RT @MyLFL: “THE LINGERIE FOOTBALL LEAGUE’S OFFICIAL WEBSITE WWW.LFLUS.COM IS OFFICIALLY ONE OF THE FASTEST GROWING WEBSITEShttp://bit.ly/2YQYvj”

As you know, I’ve written previously about the LFL and I’ve been keeping an eye on what is happening with the league. At the NASSS conference I heard some great audience reception research on why sex does not sell women’s sport, sex sells sex. More specifically, sexy images and sexy female athletes sell sex to young male consumers ages 18-35. I would be really interested to see the market research—who are the consumers and fans of the LFL? (any guesses?)

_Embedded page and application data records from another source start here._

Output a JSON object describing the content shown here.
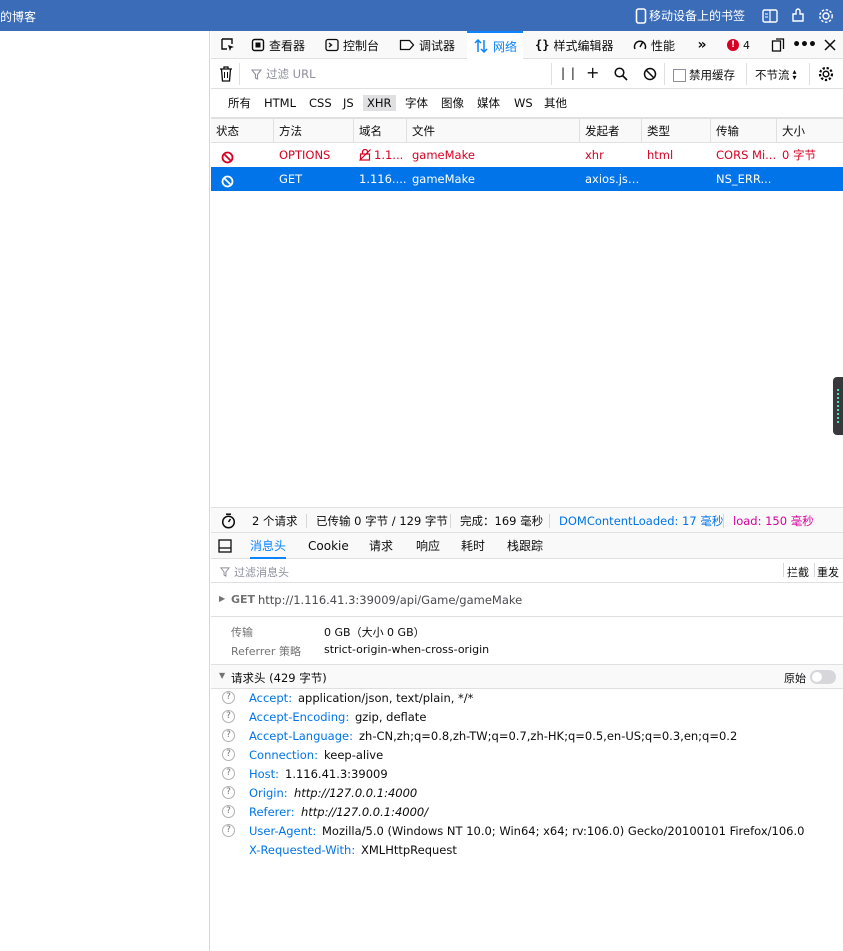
{
  "bookmarks_bar": {
    "left_text": "的博客",
    "mobile_bookmarks": "移动设备上的书签",
    "icons": [
      "mobile-icon",
      "reader-icon",
      "extensions-icon",
      "settings-icon"
    ]
  },
  "devtools": {
    "tabs": [
      {
        "name": "inspector",
        "label": "查看器"
      },
      {
        "name": "console",
        "label": "控制台"
      },
      {
        "name": "debugger",
        "label": "调试器"
      },
      {
        "name": "network",
        "label": "网络",
        "active": true
      },
      {
        "name": "style-editor",
        "label": "样式编辑器"
      },
      {
        "name": "performance",
        "label": "性能"
      }
    ],
    "error_count": "4",
    "filter_placeholder": "过滤 URL",
    "disable_cache_label": "禁用缓存",
    "throttle_label": "不节流",
    "type_filters": [
      "所有",
      "HTML",
      "CSS",
      "JS",
      "XHR",
      "字体",
      "图像",
      "媒体",
      "WS",
      "其他"
    ],
    "active_type": "XHR",
    "columns": [
      "状态",
      "方法",
      "域名",
      "文件",
      "发起者",
      "类型",
      "传输",
      "大小"
    ],
    "rows": [
      {
        "method": "OPTIONS",
        "domain": "1.1...",
        "file": "gameMake",
        "initiator": "xhr",
        "type": "html",
        "transfer": "CORS Mi...",
        "size": "0 字节",
        "selected": false
      },
      {
        "method": "GET",
        "domain": "1.116....",
        "file": "gameMake",
        "initiator": "axios.js:...",
        "type": "",
        "transfer": "NS_ERR...",
        "size": "",
        "selected": true
      }
    ],
    "summary": {
      "requests": "2 个请求",
      "transferred": "已传输 0 字节 / 129 字节",
      "finish": "完成：169 毫秒",
      "dom_loaded": "DOMContentLoaded: 17 毫秒",
      "load": "load: 150 毫秒"
    },
    "detail_tabs": [
      "消息头",
      "Cookie",
      "请求",
      "响应",
      "耗时",
      "栈跟踪"
    ],
    "active_detail_tab": "消息头",
    "detail_filter_placeholder": "过滤消息头",
    "block_label": "拦截",
    "resend_label": "重发",
    "request_method": "GET",
    "request_url": "http://1.116.41.3:39009/api/Game/gameMake",
    "transfer_label": "传输",
    "transfer_value": "0 GB（大小 0 GB）",
    "referrer_label": "Referrer 策略",
    "referrer_value": "strict-origin-when-cross-origin",
    "request_headers_title": "请求头 (429 字节)",
    "raw_label": "原始",
    "headers": [
      {
        "name": "Accept:",
        "value": "application/json, text/plain, */*",
        "italic": false,
        "help": true
      },
      {
        "name": "Accept-Encoding:",
        "value": "gzip, deflate",
        "italic": false,
        "help": true
      },
      {
        "name": "Accept-Language:",
        "value": "zh-CN,zh;q=0.8,zh-TW;q=0.7,zh-HK;q=0.5,en-US;q=0.3,en;q=0.2",
        "italic": false,
        "help": true
      },
      {
        "name": "Connection:",
        "value": "keep-alive",
        "italic": false,
        "help": true
      },
      {
        "name": "Host:",
        "value": "1.116.41.3:39009",
        "italic": false,
        "help": true
      },
      {
        "name": "Origin:",
        "value": "http://127.0.0.1:4000",
        "italic": true,
        "help": true
      },
      {
        "name": "Referer:",
        "value": "http://127.0.0.1:4000/",
        "italic": true,
        "help": true
      },
      {
        "name": "User-Agent:",
        "value": "Mozilla/5.0 (Windows NT 10.0; Win64; x64; rv:106.0) Gecko/20100101 Firefox/106.0",
        "italic": false,
        "help": true
      },
      {
        "name": "X-Requested-With:",
        "value": "XMLHttpRequest",
        "italic": false,
        "help": false
      }
    ]
  }
}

The LFL is a perfect example of how sex can and does sell sex. The numbers prove it. Arguably, the LFL is not sport it is a dramatic spectacle aimed at entertainment and consumption of the female body.  No where in any of the promotional materials is the athletic competence of LFL “athletes” highlighted or portrayed in any serious way. The  sexualization of the LFL women is overt and aimed at appealing to male sexual fantasy. In fact their website promotes the LFL as “True Fantasy Football” which merges two primary desires and interests of many (not all) US men— football and sex.

If you watch the many videos of LFL games posted on the website, you will see continuous images of women tackling each other, acting violent, and slamming each other to the ground.  Yet one women (New Mexico soccer player Elizabeth Lambert) acts aggressive and pulls a ponytail and we have a national outcry (see the video and read examples of indicative responses on Perez Hilton’s blog).  Male athletes act aggressively and unsportsmanlike all the time (remember Zidane’s head butt in the World Cup? or Florida football team member Brandon Spikes fingers through the face mask? , both of which were similarly caught on national TV). Yet, the sanctions for Lambert were severe and quick (permanent dismissal from the team), while Zindane and Spikes punishments were much less in scope and severity.

What is our take home? Females can act aggressively as long as they are sexy, but if a real female athlete acts outside of the rules in real sport, she will be met with quick and severe sanctions…not only within her sport but will be berated by the public…while male athletes can “act like men” with comparatively less fanfare.

What is most interesting to me is the societal discussion and the media’s construction of Lambert’s transgression, rather then the event itself.